◆ WORK TO BE COMPLETED
Go through the data and report each line that holds the string "mail".

◆ RECORDS PROVIDED

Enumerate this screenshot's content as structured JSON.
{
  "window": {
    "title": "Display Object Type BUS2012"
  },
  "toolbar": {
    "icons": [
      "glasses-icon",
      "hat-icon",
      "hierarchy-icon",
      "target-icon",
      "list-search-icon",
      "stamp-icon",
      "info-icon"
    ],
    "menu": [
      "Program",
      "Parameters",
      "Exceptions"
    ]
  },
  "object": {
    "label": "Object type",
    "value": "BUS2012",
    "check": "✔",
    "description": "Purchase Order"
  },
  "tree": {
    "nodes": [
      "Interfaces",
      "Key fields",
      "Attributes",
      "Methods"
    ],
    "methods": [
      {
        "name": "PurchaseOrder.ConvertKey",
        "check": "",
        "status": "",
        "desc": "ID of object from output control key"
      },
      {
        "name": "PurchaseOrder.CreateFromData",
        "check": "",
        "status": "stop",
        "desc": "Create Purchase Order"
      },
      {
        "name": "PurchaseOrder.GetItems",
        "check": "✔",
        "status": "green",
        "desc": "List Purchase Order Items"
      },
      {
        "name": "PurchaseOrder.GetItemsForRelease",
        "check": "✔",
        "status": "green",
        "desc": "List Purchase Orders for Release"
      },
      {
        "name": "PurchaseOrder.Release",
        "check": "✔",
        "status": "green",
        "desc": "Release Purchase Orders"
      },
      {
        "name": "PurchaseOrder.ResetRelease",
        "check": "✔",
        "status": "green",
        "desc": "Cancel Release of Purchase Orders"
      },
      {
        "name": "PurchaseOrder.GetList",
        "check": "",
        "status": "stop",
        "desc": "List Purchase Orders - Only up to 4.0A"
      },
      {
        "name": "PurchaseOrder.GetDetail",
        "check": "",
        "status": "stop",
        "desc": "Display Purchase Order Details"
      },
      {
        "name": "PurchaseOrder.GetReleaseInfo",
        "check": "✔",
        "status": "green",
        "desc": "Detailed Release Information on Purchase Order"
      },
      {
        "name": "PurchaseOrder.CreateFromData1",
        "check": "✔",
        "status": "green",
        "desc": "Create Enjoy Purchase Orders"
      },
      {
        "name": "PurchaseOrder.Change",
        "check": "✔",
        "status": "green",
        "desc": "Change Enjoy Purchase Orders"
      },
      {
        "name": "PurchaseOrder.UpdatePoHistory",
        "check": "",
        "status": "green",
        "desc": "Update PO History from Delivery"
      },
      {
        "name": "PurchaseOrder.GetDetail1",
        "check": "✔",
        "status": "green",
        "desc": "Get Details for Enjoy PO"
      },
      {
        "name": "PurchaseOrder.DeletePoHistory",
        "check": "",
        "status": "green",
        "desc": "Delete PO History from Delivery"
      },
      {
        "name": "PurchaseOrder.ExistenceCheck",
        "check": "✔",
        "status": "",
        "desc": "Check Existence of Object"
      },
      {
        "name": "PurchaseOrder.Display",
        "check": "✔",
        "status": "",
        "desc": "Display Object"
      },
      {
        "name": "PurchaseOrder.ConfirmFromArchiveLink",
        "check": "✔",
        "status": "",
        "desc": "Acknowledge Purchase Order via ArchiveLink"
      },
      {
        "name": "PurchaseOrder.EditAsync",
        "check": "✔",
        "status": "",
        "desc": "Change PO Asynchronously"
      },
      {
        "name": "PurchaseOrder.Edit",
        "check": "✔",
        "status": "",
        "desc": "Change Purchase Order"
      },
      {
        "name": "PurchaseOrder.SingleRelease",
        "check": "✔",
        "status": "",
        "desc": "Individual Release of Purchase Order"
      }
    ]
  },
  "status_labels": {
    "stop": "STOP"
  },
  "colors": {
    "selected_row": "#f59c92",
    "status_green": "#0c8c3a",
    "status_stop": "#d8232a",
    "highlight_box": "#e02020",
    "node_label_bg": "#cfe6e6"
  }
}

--

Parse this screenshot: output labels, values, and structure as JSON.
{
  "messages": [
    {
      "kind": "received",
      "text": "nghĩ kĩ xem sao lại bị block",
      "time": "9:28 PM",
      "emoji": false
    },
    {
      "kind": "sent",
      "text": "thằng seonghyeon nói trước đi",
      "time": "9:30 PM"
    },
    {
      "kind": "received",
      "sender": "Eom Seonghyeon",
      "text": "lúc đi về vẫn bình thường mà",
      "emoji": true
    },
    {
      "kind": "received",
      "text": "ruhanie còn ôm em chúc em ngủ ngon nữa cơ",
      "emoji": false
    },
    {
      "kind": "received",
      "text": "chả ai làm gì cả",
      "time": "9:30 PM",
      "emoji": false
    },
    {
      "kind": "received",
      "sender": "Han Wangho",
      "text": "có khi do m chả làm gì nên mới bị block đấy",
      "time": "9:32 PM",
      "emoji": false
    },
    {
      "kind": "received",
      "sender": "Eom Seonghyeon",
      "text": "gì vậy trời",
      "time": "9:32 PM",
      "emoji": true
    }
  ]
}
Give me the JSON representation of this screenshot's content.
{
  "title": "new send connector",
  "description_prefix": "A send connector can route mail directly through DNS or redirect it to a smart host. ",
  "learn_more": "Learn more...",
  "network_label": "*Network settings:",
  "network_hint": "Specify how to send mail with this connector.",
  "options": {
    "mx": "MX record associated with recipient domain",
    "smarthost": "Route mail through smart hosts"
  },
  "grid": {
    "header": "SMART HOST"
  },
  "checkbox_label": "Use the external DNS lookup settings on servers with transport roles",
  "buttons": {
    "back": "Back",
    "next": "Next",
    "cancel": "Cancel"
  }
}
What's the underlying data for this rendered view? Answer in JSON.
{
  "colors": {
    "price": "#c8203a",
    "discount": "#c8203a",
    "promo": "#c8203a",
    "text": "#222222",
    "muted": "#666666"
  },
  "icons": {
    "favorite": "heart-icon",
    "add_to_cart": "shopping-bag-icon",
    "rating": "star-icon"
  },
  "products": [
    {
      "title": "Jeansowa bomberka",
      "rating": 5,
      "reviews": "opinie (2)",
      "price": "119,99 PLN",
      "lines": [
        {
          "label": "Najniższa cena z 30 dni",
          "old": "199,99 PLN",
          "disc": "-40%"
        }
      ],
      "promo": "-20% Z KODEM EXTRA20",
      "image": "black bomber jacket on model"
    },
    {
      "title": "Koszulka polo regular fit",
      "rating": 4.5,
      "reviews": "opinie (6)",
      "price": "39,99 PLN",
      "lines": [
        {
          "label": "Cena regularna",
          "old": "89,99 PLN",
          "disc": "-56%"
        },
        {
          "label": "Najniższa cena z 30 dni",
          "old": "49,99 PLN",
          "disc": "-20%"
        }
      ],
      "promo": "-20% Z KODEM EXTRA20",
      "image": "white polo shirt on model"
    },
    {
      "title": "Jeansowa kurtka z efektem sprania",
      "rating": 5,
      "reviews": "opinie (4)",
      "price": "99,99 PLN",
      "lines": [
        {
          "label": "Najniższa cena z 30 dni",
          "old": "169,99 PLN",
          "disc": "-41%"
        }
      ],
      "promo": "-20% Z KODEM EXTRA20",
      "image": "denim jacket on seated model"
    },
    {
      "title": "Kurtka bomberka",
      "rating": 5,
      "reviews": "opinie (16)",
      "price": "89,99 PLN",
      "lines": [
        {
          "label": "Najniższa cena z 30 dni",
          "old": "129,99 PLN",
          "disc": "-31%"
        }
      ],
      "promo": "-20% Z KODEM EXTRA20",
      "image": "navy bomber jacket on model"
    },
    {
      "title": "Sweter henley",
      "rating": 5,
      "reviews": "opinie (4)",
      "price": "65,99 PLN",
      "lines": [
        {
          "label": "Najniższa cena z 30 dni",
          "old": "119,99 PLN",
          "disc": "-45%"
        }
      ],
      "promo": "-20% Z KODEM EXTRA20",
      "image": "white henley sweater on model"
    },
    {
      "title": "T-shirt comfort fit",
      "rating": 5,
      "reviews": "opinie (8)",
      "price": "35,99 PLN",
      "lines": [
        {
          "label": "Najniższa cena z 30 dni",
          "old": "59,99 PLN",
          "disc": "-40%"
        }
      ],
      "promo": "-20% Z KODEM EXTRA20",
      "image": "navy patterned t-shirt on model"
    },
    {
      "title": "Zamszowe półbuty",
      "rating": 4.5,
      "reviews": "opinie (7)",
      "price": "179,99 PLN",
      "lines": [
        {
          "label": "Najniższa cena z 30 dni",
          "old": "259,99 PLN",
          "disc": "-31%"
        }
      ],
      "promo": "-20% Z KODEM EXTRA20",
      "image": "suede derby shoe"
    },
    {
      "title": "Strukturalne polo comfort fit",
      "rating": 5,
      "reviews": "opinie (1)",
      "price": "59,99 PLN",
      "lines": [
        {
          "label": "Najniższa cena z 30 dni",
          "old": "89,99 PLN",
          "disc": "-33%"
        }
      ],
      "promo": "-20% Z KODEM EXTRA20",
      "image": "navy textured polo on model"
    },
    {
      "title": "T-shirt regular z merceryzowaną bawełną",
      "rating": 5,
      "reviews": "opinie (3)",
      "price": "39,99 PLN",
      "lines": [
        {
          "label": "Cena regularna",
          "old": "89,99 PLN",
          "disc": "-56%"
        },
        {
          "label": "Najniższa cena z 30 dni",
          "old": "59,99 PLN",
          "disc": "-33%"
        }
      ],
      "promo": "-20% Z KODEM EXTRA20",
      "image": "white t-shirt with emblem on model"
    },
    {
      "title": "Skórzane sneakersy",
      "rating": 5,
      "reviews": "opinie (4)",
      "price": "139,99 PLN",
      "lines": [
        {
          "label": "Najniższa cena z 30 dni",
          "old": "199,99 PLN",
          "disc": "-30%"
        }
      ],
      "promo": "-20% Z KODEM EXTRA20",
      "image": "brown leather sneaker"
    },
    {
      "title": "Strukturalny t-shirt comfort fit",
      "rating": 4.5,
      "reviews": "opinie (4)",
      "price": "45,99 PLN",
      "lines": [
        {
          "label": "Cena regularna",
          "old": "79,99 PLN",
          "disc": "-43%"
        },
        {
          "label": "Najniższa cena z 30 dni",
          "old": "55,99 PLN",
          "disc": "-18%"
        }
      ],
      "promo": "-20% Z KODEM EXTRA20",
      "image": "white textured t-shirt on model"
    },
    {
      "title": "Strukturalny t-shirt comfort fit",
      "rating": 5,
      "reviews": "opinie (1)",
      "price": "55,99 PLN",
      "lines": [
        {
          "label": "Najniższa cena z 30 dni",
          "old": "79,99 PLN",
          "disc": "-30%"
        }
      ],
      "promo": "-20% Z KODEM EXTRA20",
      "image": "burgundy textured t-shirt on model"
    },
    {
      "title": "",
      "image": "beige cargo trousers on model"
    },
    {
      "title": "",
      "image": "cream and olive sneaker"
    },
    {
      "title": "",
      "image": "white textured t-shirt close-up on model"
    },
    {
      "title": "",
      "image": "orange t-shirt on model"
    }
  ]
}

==

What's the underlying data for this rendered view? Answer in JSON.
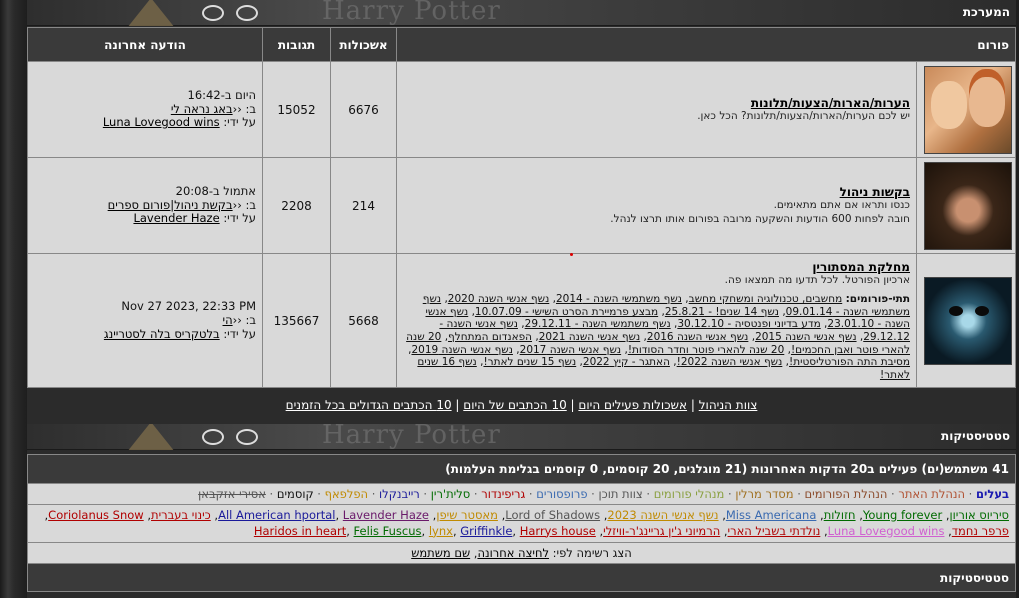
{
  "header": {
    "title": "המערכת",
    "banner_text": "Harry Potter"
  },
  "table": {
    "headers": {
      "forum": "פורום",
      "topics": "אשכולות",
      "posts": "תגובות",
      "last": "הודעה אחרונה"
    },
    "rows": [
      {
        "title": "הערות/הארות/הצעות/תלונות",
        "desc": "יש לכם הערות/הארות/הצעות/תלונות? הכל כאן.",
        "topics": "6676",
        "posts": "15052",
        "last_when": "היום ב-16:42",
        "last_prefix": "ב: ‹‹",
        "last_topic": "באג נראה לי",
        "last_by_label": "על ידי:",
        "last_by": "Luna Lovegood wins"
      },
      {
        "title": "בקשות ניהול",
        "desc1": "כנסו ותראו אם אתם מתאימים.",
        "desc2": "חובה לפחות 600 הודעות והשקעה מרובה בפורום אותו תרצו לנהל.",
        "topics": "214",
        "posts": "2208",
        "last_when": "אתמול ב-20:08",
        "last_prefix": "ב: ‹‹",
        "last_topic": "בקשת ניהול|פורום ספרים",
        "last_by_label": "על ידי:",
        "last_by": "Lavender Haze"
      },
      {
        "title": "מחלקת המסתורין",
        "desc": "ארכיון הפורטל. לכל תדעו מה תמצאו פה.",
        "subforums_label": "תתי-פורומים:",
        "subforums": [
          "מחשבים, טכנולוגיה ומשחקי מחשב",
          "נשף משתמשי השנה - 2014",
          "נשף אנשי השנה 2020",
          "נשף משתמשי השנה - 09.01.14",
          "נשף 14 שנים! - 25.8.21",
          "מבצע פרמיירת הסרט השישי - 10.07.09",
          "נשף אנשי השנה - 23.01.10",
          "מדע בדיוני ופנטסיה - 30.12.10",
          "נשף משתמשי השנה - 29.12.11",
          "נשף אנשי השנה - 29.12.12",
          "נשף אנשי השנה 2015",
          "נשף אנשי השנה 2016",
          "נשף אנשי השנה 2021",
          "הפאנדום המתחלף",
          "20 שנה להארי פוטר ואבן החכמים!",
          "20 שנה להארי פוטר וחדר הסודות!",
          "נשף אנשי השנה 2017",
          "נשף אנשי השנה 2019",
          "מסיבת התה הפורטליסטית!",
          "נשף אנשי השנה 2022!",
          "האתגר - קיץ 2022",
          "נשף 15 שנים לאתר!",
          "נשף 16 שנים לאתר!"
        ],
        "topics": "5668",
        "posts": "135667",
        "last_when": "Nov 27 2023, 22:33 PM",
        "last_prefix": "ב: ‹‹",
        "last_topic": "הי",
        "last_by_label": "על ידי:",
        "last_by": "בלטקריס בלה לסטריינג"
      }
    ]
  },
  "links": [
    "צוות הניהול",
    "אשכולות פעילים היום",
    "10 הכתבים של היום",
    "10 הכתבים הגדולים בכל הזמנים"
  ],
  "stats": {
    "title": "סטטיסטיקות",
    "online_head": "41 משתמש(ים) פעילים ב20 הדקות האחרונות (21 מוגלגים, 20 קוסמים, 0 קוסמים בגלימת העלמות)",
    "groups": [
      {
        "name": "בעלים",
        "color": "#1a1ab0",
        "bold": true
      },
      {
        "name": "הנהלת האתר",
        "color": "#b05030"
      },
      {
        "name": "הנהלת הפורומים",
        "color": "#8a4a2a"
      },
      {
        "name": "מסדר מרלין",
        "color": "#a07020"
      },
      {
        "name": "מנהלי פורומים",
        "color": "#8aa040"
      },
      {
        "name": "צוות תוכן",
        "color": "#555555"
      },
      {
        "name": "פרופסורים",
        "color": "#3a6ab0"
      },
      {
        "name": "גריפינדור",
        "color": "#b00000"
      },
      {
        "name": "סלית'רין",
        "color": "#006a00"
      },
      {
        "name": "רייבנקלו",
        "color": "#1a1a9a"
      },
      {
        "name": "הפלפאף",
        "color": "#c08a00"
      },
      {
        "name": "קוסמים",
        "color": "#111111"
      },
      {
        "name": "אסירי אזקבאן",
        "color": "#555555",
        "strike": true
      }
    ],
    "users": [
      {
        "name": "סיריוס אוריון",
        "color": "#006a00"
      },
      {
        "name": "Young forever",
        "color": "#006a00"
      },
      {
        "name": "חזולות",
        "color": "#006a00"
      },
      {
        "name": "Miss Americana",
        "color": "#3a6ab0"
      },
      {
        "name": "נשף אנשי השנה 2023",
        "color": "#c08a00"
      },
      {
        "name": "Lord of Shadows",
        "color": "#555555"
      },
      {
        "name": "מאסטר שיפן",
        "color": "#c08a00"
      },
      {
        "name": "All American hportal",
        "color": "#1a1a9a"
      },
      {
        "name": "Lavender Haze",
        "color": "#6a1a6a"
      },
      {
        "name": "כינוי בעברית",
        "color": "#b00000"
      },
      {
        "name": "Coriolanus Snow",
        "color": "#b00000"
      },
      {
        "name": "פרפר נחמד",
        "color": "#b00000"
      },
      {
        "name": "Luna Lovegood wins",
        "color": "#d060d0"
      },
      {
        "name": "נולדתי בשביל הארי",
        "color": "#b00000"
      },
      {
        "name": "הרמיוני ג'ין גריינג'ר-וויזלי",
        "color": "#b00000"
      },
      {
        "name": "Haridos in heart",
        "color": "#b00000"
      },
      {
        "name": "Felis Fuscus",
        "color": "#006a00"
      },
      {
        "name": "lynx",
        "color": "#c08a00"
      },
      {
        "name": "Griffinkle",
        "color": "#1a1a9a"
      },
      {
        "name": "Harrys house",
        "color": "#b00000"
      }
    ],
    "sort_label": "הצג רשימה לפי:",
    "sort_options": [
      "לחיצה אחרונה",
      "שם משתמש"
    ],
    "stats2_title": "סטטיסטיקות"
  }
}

◆ RESULT
  "description_prefix": "A send connector can route mail directly through DNS or redirect it to a smart host. ",
  "network_hint": "Specify how to send mail with this connector.",
    "smarthost": "Route mail through smart hosts"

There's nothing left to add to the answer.